(Beginning of Extracted records)
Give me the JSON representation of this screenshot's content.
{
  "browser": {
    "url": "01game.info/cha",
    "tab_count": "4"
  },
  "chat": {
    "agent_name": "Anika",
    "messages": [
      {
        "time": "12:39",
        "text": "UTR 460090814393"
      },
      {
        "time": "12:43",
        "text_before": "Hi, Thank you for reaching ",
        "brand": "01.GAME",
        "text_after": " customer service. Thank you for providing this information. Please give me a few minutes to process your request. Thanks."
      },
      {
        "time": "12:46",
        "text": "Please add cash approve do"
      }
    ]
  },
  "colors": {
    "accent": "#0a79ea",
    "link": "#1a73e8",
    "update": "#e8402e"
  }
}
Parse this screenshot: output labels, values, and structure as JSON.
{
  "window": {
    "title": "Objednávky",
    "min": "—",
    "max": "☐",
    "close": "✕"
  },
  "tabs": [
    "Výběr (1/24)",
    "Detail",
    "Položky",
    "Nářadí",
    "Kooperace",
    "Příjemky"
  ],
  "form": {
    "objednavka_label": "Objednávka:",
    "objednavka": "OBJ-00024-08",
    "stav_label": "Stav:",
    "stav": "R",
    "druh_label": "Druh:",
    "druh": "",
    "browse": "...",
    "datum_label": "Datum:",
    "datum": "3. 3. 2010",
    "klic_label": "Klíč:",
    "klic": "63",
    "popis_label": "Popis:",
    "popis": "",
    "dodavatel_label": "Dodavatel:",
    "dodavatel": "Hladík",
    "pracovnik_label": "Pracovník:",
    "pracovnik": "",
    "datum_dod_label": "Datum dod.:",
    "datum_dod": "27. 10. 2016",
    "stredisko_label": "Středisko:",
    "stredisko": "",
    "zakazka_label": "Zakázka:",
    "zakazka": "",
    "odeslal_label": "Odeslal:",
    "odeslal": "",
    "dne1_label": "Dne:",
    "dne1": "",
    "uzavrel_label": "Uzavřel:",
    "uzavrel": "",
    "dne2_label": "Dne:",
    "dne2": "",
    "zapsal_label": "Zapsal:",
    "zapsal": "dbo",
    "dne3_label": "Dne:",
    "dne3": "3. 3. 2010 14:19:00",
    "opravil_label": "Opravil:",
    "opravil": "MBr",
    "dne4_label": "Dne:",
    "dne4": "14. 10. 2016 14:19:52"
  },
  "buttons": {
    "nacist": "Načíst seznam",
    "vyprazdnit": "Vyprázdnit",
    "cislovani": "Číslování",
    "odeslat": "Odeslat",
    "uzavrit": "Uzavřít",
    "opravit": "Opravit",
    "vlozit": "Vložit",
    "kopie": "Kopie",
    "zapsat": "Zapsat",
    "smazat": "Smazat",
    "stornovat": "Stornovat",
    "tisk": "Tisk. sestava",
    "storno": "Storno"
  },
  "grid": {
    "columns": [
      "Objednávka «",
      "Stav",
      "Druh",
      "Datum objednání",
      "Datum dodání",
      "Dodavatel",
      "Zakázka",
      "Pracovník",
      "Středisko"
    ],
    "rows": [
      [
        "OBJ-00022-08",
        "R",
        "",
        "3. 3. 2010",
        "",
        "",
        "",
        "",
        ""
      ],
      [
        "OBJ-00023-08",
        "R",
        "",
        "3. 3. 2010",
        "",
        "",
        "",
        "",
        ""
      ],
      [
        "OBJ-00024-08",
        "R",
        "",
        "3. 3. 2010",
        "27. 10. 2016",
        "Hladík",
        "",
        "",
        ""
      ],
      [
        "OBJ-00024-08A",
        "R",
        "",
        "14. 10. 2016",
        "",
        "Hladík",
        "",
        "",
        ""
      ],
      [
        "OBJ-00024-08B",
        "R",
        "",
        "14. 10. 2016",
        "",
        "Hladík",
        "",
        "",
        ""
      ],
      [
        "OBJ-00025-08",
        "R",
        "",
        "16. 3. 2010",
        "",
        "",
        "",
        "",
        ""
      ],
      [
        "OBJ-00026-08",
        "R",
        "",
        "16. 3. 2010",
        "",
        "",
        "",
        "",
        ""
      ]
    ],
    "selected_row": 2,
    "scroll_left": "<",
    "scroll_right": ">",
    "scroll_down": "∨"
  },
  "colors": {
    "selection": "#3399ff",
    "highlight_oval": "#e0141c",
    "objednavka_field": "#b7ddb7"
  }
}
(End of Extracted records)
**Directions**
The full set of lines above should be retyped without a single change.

**Written answer**
Give me the JSON representation of this screenshot's content.
{
  "browser": {
    "url": "01game.info/cha",
    "tab_count": "4"
  },
  "chat": {
    "agent_name": "Anika",
    "messages": [
      {
        "time": "12:39",
        "text": "UTR 460090814393"
      },
      {
        "time": "12:43",
        "text_before": "Hi, Thank you for reaching ",
        "brand": "01.GAME",
        "text_after": " customer service. Thank you for providing this information. Please give me a few minutes to process your request. Thanks."
      },
      {
        "time": "12:46",
        "text": "Please add cash approve do"
      }
    ]
  },
  "colors": {
    "accent": "#0a79ea",
    "link": "#1a73e8",
    "update": "#e8402e"
  }
}
Parse this screenshot: output labels, values, and structure as JSON.
{
  "window": {
    "title": "Objednávky",
    "min": "—",
    "max": "☐",
    "close": "✕"
  },
  "tabs": [
    "Výběr (1/24)",
    "Detail",
    "Položky",
    "Nářadí",
    "Kooperace",
    "Příjemky"
  ],
  "form": {
    "objednavka_label": "Objednávka:",
    "objednavka": "OBJ-00024-08",
    "stav_label": "Stav:",
    "stav": "R",
    "druh_label": "Druh:",
    "druh": "",
    "browse": "...",
    "datum_label": "Datum:",
    "datum": "3. 3. 2010",
    "klic_label": "Klíč:",
    "klic": "63",
    "popis_label": "Popis:",
    "popis": "",
    "dodavatel_label": "Dodavatel:",
    "dodavatel": "Hladík",
    "pracovnik_label": "Pracovník:",
    "pracovnik": "",
    "datum_dod_label": "Datum dod.:",
    "datum_dod": "27. 10. 2016",
    "stredisko_label": "Středisko:",
    "stredisko": "",
    "zakazka_label": "Zakázka:",
    "zakazka": "",
    "odeslal_label": "Odeslal:",
    "odeslal": "",
    "dne1_label": "Dne:",
    "dne1": "",
    "uzavrel_label": "Uzavřel:",
    "uzavrel": "",
    "dne2_label": "Dne:",
    "dne2": "",
    "zapsal_label": "Zapsal:",
    "zapsal": "dbo",
    "dne3_label": "Dne:",
    "dne3": "3. 3. 2010 14:19:00",
    "opravil_label": "Opravil:",
    "opravil": "MBr",
    "dne4_label": "Dne:",
    "dne4": "14. 10. 2016 14:19:52"
  },
  "buttons": {
    "nacist": "Načíst seznam",
    "vyprazdnit": "Vyprázdnit",
    "cislovani": "Číslování",
    "odeslat": "Odeslat",
    "uzavrit": "Uzavřít",
    "opravit": "Opravit",
    "vlozit": "Vložit",
    "kopie": "Kopie",
    "zapsat": "Zapsat",
    "smazat": "Smazat",
    "stornovat": "Stornovat",
    "tisk": "Tisk. sestava",
    "storno": "Storno"
  },
  "grid": {
    "columns": [
      "Objednávka «",
      "Stav",
      "Druh",
      "Datum objednání",
      "Datum dodání",
      "Dodavatel",
      "Zakázka",
      "Pracovník",
      "Středisko"
    ],
    "rows": [
      [
        "OBJ-00022-08",
        "R",
        "",
        "3. 3. 2010",
        "",
        "",
        "",
        "",
        ""
      ],
      [
        "OBJ-00023-08",
        "R",
        "",
        "3. 3. 2010",
        "",
        "",
        "",
        "",
        ""
      ],
      [
        "OBJ-00024-08",
        "R",
        "",
        "3. 3. 2010",
        "27. 10. 2016",
        "Hladík",
        "",
        "",
        ""
      ],
      [
        "OBJ-00024-08A",
        "R",
        "",
        "14. 10. 2016",
        "",
        "Hladík",
        "",
        "",
        ""
      ],
      [
        "OBJ-00024-08B",
        "R",
        "",
        "14. 10. 2016",
        "",
        "Hladík",
        "",
        "",
        ""
      ],
      [
        "OBJ-00025-08",
        "R",
        "",
        "16. 3. 2010",
        "",
        "",
        "",
        "",
        ""
      ],
      [
        "OBJ-00026-08",
        "R",
        "",
        "16. 3. 2010",
        "",
        "",
        "",
        "",
        ""
      ]
    ],
    "selected_row": 2,
    "scroll_left": "<",
    "scroll_right": ">",
    "scroll_down": "∨"
  },
  "colors": {
    "selection": "#3399ff",
    "highlight_oval": "#e0141c",
    "objednavka_field": "#b7ddb7"
  }
}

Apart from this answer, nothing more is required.